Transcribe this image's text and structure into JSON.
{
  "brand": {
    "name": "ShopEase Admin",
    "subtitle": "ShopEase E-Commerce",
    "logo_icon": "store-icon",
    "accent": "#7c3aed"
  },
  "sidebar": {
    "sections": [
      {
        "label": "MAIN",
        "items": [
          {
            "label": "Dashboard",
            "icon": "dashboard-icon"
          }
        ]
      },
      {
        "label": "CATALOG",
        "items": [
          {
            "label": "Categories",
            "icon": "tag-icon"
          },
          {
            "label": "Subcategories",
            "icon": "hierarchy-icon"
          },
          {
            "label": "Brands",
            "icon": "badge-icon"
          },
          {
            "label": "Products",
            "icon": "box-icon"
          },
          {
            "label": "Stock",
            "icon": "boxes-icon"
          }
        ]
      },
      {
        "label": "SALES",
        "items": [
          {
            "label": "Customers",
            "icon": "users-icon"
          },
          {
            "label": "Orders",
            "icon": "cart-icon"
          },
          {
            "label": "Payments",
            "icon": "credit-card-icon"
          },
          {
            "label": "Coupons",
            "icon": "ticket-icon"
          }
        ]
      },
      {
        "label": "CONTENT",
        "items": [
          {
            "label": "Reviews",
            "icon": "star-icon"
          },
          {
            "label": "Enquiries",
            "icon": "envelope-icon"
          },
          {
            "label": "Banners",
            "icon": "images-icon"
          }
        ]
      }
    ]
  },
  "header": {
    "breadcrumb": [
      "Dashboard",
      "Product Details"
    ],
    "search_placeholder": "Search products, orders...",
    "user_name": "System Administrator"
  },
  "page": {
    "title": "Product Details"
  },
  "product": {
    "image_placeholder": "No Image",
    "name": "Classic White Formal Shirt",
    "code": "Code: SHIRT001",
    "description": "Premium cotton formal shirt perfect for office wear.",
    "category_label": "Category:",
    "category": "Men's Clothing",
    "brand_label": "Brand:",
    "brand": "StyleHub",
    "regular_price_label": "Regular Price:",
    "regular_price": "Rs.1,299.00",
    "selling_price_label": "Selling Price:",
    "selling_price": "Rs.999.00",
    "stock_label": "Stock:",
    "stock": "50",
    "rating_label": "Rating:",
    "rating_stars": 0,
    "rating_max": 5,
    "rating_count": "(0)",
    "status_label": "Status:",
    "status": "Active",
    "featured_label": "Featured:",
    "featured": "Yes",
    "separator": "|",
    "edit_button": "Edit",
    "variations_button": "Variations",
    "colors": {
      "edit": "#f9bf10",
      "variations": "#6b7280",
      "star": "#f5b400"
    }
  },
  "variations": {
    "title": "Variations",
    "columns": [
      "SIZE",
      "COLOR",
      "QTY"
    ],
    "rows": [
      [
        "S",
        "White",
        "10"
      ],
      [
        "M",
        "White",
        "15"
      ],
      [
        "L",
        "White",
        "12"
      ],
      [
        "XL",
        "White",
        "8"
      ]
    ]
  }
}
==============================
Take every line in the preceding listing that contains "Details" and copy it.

■ COMPLETED EXERCISE
      "Product Details"
    "title": "Product Details"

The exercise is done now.